GEORGIE, BELLADONNA, SID
GEORGIE, BELLADONNA, SID
Paper, scissors, stone. Grinning poster boys
for Winston’s bona home front, the flashing sky
pink as a boudoir. Sid’s craggy martinis thump
away with a powder puff to the gramophone
trills of ‘There’s a Small Hotel’. My eek hovers
above Lady B’s sink, bleach storming my scalp.
my fitness for trolling and jitterbugging
in prearranged gloom. Kohl, rouge, bronze lipstick.
Steadfast sisters, we camp like Fates on the periphery
of guest-houses where bonaroo forces are stationed,
B stitching sequins to maroon gloves by the light
of a tissue-papered torch. Sid bats ogle riahs
in ten minute spells. We’re the bang they want
to go out with, saintly omi-palones who fall
with a stroke of the Polish navy’s smooth serge.
Cackle is ruthless: weather, duties, family –
buvare at mine? My favourite’s a Yank.
Ed Paxton, his fluent hands unknotting the rope
of my body, loosening dreams that have never been,
will never again be freer. Between his legs
I’m the right shape, intrepid, all-seeing.
The horrors of peace are many. Street lamps slam on
beside cod snapping bunting, thrashed Union flags.
What’s wrong with your eyebrows? brother says.
I stare blankly back, incapable of irony,
laughter. Sid moves to Orkney – Bless her
Chatsworth Road heart – has five dolly feeles.
Belladonna signs up for the merchant navy.
She screeves, praising bijou striped curtains,
black sailors, the Atlantic’s sharp smell
though I do not reply. I linger here, still paper
but folding, folding. The streets swarm with mammoth
skirts, decency, bedsits. I’ve used the last smudge
of American shampoo. Each dusk I vada
the ripped-open, scattered rose sky and pray
to God for the safe return of my blackout.
Poet’s Note: Glossary of Polari Words
Polari is the English homosexual and theatrical slang prevalent in the early to mid 20th century.
bona – lovely; martinis – hands; eek – face; aunt nells – ears; zhooshy – tarted up; trolling – mincing; bonaroo – wonderful; ogle riahs – eyelashes; omi-palones –effeminate men (literally ‘men-women’); cackle – talk; buvare – drink; cod – vile; dolly – beautiful; feeles – children; bijou – small; vada – look at
I’ve failed. I can’t even get by one day without veering off in to a serious mood.
If a poem in Polari can be considered serious. Polari is such a camp language that even a serious poem can seem a bit, well… fantabulosa. It’s not that hard to find a song or two in Polari. Bona Eak by Lee Sutton comes to mind, as well as the songs that Julian and Sandy sing, from time to time, in Round the Horne, but finding a poem in Polari is no easy task. I’m sure it was hearing Kenneth Williams recite You Are Old Father William yesterday that did it. Williams’ talent for voice work is outstanding whether he’s reading a poem by John Betjeman with Maggie Smith, or if he’s doing character work like J. Peasmold Gruntfuttock, Rambling Sid, or Sandy of the Julian and Sandy sketches.

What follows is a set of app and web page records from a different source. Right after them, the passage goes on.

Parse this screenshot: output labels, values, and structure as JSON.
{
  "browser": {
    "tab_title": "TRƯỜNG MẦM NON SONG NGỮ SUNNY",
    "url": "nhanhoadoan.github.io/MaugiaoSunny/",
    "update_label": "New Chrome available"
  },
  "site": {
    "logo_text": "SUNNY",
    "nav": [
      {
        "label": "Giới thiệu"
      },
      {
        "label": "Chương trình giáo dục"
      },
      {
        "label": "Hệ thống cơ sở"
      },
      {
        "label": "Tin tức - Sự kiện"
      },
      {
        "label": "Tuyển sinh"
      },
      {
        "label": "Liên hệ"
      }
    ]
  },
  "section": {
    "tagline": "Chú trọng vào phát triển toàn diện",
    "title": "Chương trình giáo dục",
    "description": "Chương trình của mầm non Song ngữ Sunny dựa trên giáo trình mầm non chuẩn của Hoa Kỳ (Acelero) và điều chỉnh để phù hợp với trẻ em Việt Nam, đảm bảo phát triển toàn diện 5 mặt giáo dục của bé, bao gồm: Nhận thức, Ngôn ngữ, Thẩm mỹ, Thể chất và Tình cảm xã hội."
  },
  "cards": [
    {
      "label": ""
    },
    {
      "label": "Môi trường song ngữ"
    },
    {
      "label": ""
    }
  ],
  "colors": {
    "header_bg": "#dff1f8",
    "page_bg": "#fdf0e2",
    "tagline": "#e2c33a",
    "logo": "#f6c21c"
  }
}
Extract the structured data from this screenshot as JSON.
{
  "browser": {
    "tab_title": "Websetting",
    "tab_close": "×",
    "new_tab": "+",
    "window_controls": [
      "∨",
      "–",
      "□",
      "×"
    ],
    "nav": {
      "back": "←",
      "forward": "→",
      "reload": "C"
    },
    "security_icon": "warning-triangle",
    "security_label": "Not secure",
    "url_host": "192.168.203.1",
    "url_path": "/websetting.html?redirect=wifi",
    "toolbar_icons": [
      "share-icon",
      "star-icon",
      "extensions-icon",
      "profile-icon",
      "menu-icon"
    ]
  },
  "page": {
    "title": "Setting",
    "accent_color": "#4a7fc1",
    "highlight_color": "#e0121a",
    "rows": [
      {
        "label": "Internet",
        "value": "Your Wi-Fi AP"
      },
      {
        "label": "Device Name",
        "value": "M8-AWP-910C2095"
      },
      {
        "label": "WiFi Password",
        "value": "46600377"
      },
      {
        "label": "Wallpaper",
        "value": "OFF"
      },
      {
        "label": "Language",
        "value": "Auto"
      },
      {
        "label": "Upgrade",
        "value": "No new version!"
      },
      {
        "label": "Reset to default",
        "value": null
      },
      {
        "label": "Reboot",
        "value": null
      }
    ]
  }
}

Just this Monday I was listening, on BBC 4 Extra on-line, to Beyond Our Ken (a British radio program) and I noticed just how much of that program is further developed in Round the Horne. Clearly it’s because the same cast and writers worked on both programs, but last week there was even a couple of actors camping about speaking Polari. The actors were played by Kenneth Williams and Hugh Paddick. These two were, of course the two who played Julian and Sandy: the first, and surely most popular, homosexuals to ever assault the ears of gentile old grandmothers on a Sunday afternoon radio program, and all before homosexuality had been decriminalized.
The BBC broadcasts old Round the Horne episodes and has them up for a week after their airing. They are inconsistent and sometimes replace it with Beyond Our Ken, or Stop Messing About; the program hurriedly created with the cast of Round the Horne after Kenneth Horne died unexpectedly.